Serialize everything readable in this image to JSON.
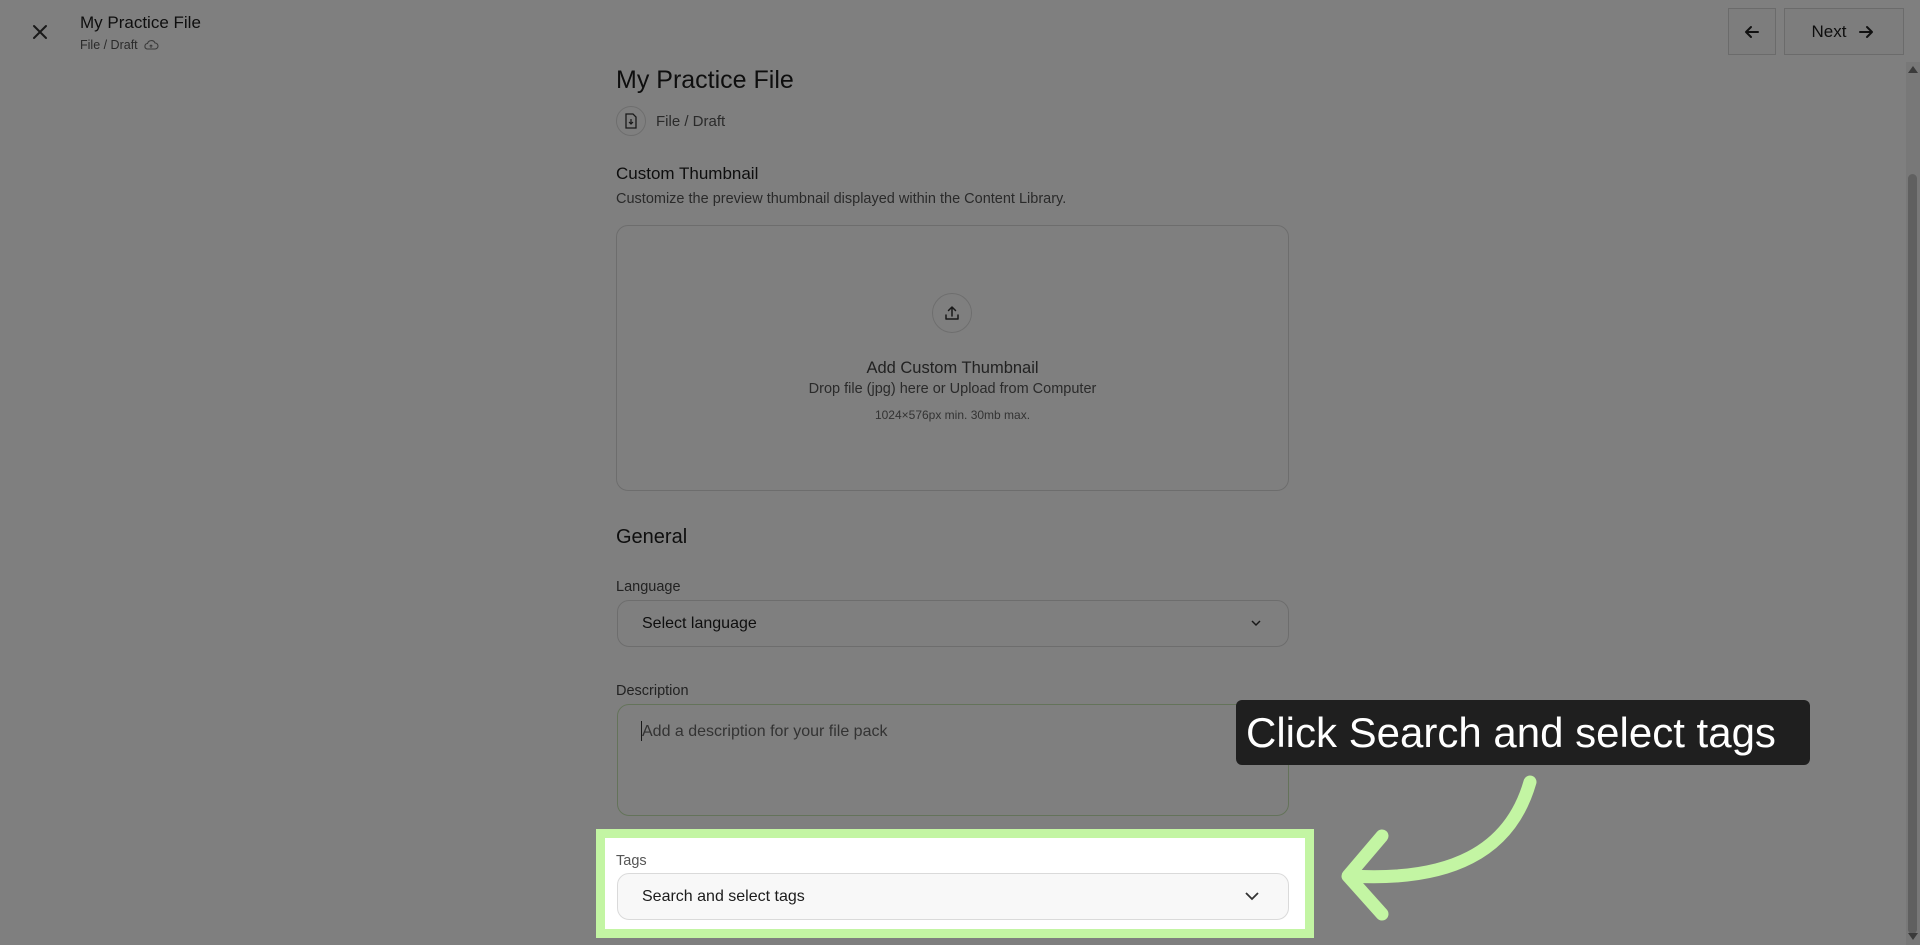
{
  "header": {
    "title": "My Practice File",
    "subtitle": "File / Draft",
    "next_label": "Next"
  },
  "main": {
    "title": "My Practice File",
    "file_crumb": "File / Draft",
    "thumbnail": {
      "label": "Custom Thumbnail",
      "description": "Customize the preview thumbnail displayed within the Content Library.",
      "dropzone_title": "Add Custom Thumbnail",
      "dropzone_sub": "Drop file (jpg) here or Upload from Computer",
      "dropzone_hint": "1024×576px min. 30mb max."
    },
    "general_heading": "General",
    "language": {
      "label": "Language",
      "value": "Select language"
    },
    "description": {
      "label": "Description",
      "placeholder": "Add a description for your file pack"
    },
    "tags": {
      "label": "Tags",
      "value": "Search and select tags"
    }
  },
  "callout": {
    "text": "Click Search and select tags"
  },
  "colors": {
    "highlight": "#c3f5a3",
    "callout_bg": "#1f1f1f",
    "overlay": "rgba(0,0,0,0.5)"
  }
}
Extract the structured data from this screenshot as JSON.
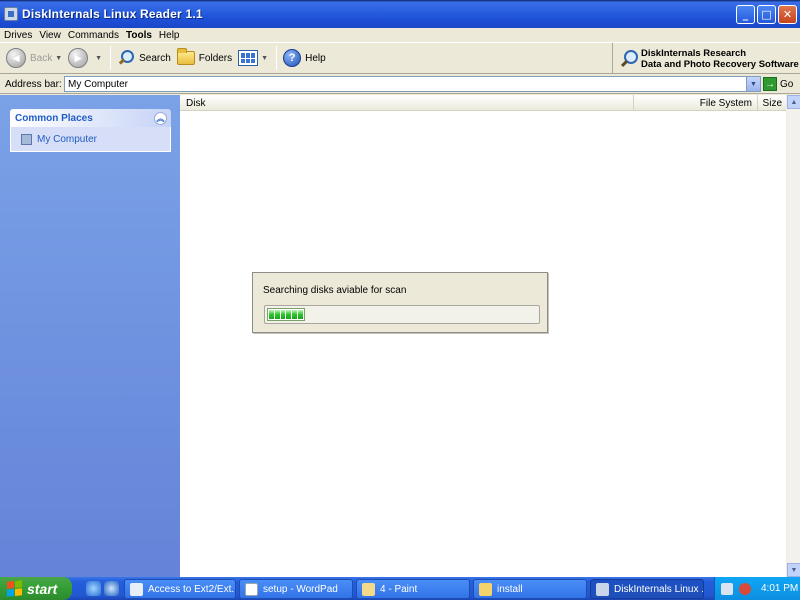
{
  "window": {
    "title": "DiskInternals Linux Reader 1.1",
    "min_glyph": "_",
    "max_glyph": "□",
    "close_glyph": "✕"
  },
  "menu": [
    "Drives",
    "View",
    "Commands",
    "Tools",
    "Help"
  ],
  "toolbar": {
    "back_label": "Back",
    "back_glyph": "◄",
    "forward_glyph": "►",
    "search_label": "Search",
    "folders_label": "Folders",
    "help_label": "Help",
    "help_glyph": "?",
    "dropdown_glyph": "▼",
    "brand_line1": "DiskInternals Research",
    "brand_line2": "Data and Photo Recovery Software"
  },
  "address": {
    "label": "Address bar:",
    "value": "My Computer",
    "go_label": "Go",
    "go_glyph": "→",
    "dropdown_glyph": "▼"
  },
  "sidebar": {
    "section_title": "Common Places",
    "collapse_glyph": "︽",
    "items": [
      {
        "label": "My Computer"
      }
    ]
  },
  "list": {
    "columns": [
      "Disk",
      "File System",
      "Size"
    ],
    "scroll_up_glyph": "▲",
    "scroll_down_glyph": "▼"
  },
  "dialog": {
    "message": "Searching disks aviable for scan",
    "progress": 0.14
  },
  "taskbar": {
    "start_label": "start",
    "tasks": [
      {
        "label": "Access to Ext2/Ext...",
        "active": false
      },
      {
        "label": "setup - WordPad",
        "active": false
      },
      {
        "label": "4 - Paint",
        "active": false
      },
      {
        "label": "install",
        "active": false
      },
      {
        "label": "DiskInternals Linux ...",
        "active": true
      }
    ],
    "clock": "4:01 PM"
  },
  "colors": {
    "xp_blue": "#245edb",
    "sidebar_blue": "#7ba2e7",
    "progress_green": "#2cc42c",
    "start_green": "#36a136"
  }
}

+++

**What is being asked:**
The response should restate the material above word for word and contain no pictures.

**Output for this exercise:**
Serialize everything readable in this image to JSON.
{
  "header": {
    "title": "My Practice File",
    "subtitle": "File / Draft",
    "next_label": "Next"
  },
  "main": {
    "title": "My Practice File",
    "file_crumb": "File / Draft",
    "thumbnail": {
      "label": "Custom Thumbnail",
      "description": "Customize the preview thumbnail displayed within the Content Library.",
      "dropzone_title": "Add Custom Thumbnail",
      "dropzone_sub": "Drop file (jpg) here or Upload from Computer",
      "dropzone_hint": "1024×576px min. 30mb max."
    },
    "general_heading": "General",
    "language": {
      "label": "Language",
      "value": "Select language"
    },
    "description": {
      "label": "Description",
      "placeholder": "Add a description for your file pack"
    },
    "tags": {
      "label": "Tags",
      "value": "Search and select tags"
    }
  },
  "callout": {
    "text": "Click Search and select tags"
  },
  "colors": {
    "highlight": "#c3f5a3",
    "callout_bg": "#1f1f1f",
    "overlay": "rgba(0,0,0,0.5)"
  }
}
Extract the structured data from this screenshot as JSON.
{
  "window": {
    "title": "DiskInternals Linux Reader 1.1",
    "min_glyph": "_",
    "max_glyph": "□",
    "close_glyph": "✕"
  },
  "menu": [
    "Drives",
    "View",
    "Commands",
    "Tools",
    "Help"
  ],
  "toolbar": {
    "back_label": "Back",
    "back_glyph": "◄",
    "forward_glyph": "►",
    "search_label": "Search",
    "folders_label": "Folders",
    "help_label": "Help",
    "help_glyph": "?",
    "dropdown_glyph": "▼",
    "brand_line1": "DiskInternals Research",
    "brand_line2": "Data and Photo Recovery Software"
  },
  "address": {
    "label": "Address bar:",
    "value": "My Computer",
    "go_label": "Go",
    "go_glyph": "→",
    "dropdown_glyph": "▼"
  },
  "sidebar": {
    "section_title": "Common Places",
    "collapse_glyph": "︽",
    "items": [
      {
        "label": "My Computer"
      }
    ]
  },
  "list": {
    "columns": [
      "Disk",
      "File System",
      "Size"
    ],
    "scroll_up_glyph": "▲",
    "scroll_down_glyph": "▼"
  },
  "dialog": {
    "message": "Searching disks aviable for scan",
    "progress": 0.14
  },
  "taskbar": {
    "start_label": "start",
    "tasks": [
      {
        "label": "Access to Ext2/Ext...",
        "active": false
      },
      {
        "label": "setup - WordPad",
        "active": false
      },
      {
        "label": "4 - Paint",
        "active": false
      },
      {
        "label": "install",
        "active": false
      },
      {
        "label": "DiskInternals Linux ...",
        "active": true
      }
    ],
    "clock": "4:01 PM"
  },
  "colors": {
    "xp_blue": "#245edb",
    "sidebar_blue": "#7ba2e7",
    "progress_green": "#2cc42c",
    "start_green": "#36a136"
  }
}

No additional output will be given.